That last one is 25,700 feet.

Besides Hansen, the team consists of nine people who share his zeal for the elusive mountain. Howard Lewis, 39, is deputy team leader. He is a conference coordinator at Brigham Young University and a licensed professional whitewater river guide.

Keith Hooker, 50, director of the emergency room for Utah Valley Regional Medical Center, is the team physician. Hooker is also a pilot and has served as medical director of many survival outdoor programs.

Leland McCullough, 45, attorney with Callister, Duncan & Nebeker, has had extensive climbing experience in the Western United States. Robert Weston, 37, marketing director at Teleflex Defense Systems, has climbed most of the 14,000-foot peaks in Colorado.

Howard Chuntz, 43, is an Orem attorney who for several years owned and operated a climbing store in California. Craig Bishop, 34, has a business finding and selling fossils worldwide. He is a graduate of the combat diver course, reputed to be the most physically demanding offered by the U.S. Army.

Dennis Chapman, 42, is a teacher in the Provo School District and an emergency medical technician. Pamela McCullough, 41, is a registered nurse and stockbroker who has climbed mountains all over the West and in Mexico. Corey Child, 25, is a BYU student in public relations who has been climbing mountains since he was 17.

The team's average age is 38, which Doug regards as ideal. Although most people would guess that young people are the best bet for an Everest expedition because of strength, Doug says people in their 30s, 40s and 50s have more perseverance. They are also not fancy free.

Most team members are married with children, and work in stressful occupations that cry out for a sense of release through climbing.

They want to share the excitement and accomplishment of this experience with all of Utah. And if they are to succeed, Utahns need to offer moral and financial support. To date, only $100,000 of the fund-raising goal of $500,000 has been reached. Anyone who would like to contribute can write to Doug Hansen, 757 N. State St., Orem, UT 84057.

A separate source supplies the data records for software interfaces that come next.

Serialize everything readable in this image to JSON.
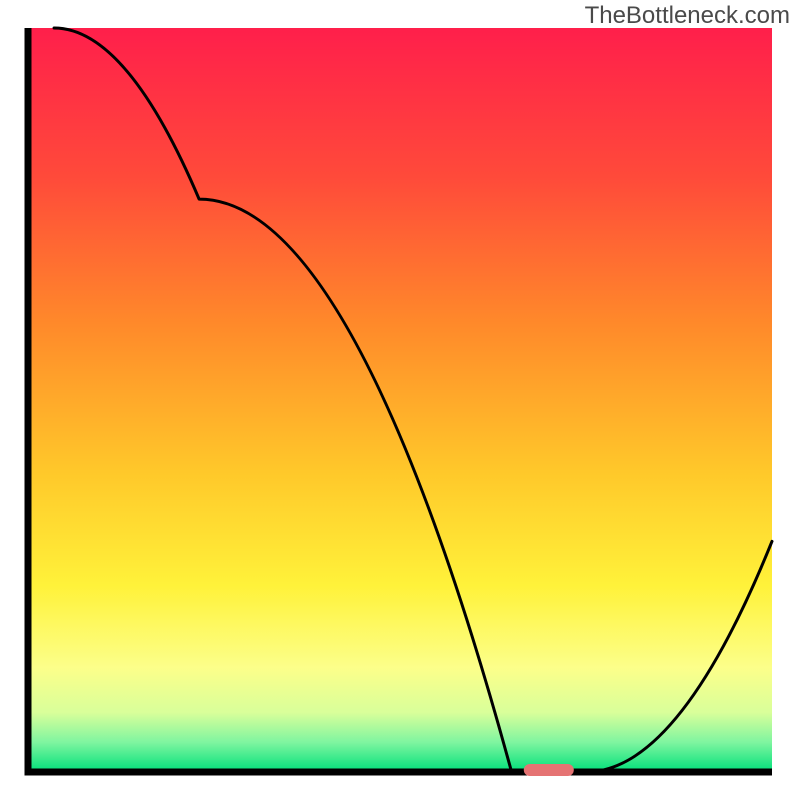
{
  "watermark": "TheBottleneck.com",
  "chart_data": {
    "type": "line",
    "title": "",
    "xlabel": "",
    "ylabel": "",
    "xlim": [
      0,
      100
    ],
    "ylim": [
      0,
      100
    ],
    "x": [
      3.5,
      23,
      65,
      70,
      75,
      100
    ],
    "y": [
      100,
      77,
      0,
      0,
      0,
      31
    ],
    "marker": {
      "x": 70,
      "y": 0
    },
    "gradient_stops": [
      {
        "offset": 0,
        "color": "#ff1f4b"
      },
      {
        "offset": 20,
        "color": "#ff4a3a"
      },
      {
        "offset": 40,
        "color": "#ff8a2a"
      },
      {
        "offset": 60,
        "color": "#ffc92a"
      },
      {
        "offset": 75,
        "color": "#fff23a"
      },
      {
        "offset": 86,
        "color": "#fcff8a"
      },
      {
        "offset": 92,
        "color": "#d9ff9a"
      },
      {
        "offset": 96,
        "color": "#7ff5a0"
      },
      {
        "offset": 100,
        "color": "#00e07a"
      }
    ],
    "axis_color": "#000000"
  }
}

In the meantime, the hard work and training continues. But don't kid yourselves. To these expert climbers, whose lifelong dream seems suddenly within reach, it is just plain fun.